O’Connell Companies: Holyoke-based O’Connell Companies is renowned for their work on large and technically complex projects. As the first private developer to invest in WPI’s Gateway Park, they have joined a small class of firms with the vision and risk tolerance to execute on truly transformative projects. The O’Connell Companies addition of 92,000 square feet of commercial space complements public and institutional investments in the area. Together, these coordinated projects are changing a once-blighted area near Lincoln Square into a growing mixed-use district.
The Merrimack Valley Sandbox: The mission of the Sandbox is to boost the economic and social well-being of greater Lowell and Lawrence by advancing entrepreneurship and innovation. The Sandbox fosters entrepreneurship among diverse populations of residents and workers in the Merrimack Valley including high school and college students, adults, and non-English speakers. The Sandbox runs dozens of programs including workshops, pitch contests, entrepreneur meetups, themed mixers, and twice annual accelerator programs. Through these programs, the Sandbox leverages hundreds of volunteers from the business, non profit, government, and educational communities to serve as mentors, teachers, sponsors, and judges.Mary Waldron: As the Executive Director of Brockton 21st Century Corporation, Ms. Waldron played a pivotal role facilitating two major downtown redevelopment projects: the transformation of the Knight building into the Station Lofts by Capstone Communities and the rebuilding of the Enterprise Block by Trinity Financial. Both projects are within walking distance of the Brockton commuter rail station. Capstone’s adaptive reuse of an old industrial building (where the catcher’s mitt was invented) was Brockton’s first use of the historic tax credit.

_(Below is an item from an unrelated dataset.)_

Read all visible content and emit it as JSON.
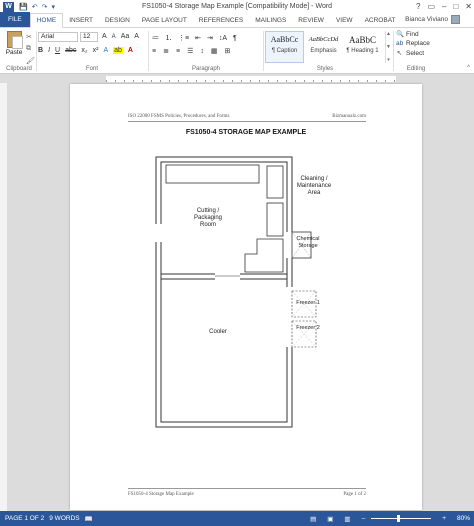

Armando Feliciano and Jay Minkarah: Armando Feliciano is a longtime Springfield community leader and Chairman of the Springfield Redevelopment Authority. After the 2011 tornedo destroyed Mr. Feliciano’s home, he strove not only to rebuild his own property, but to also foster a collaborative partnership between the SRA and DevelopSpringfield, a newly formed public-private economic development organization. As the first CEO of DevelopSpringfield, Jay Minkarah has devoted enormous energy to this joint effort. The opportunity their collaboration has produced is embodied in the Rebuild Springfield Plan – an ambitious, forward-thinking blueprint for the city’s future that the SRA and DevelopSpringfield are now working together to implement.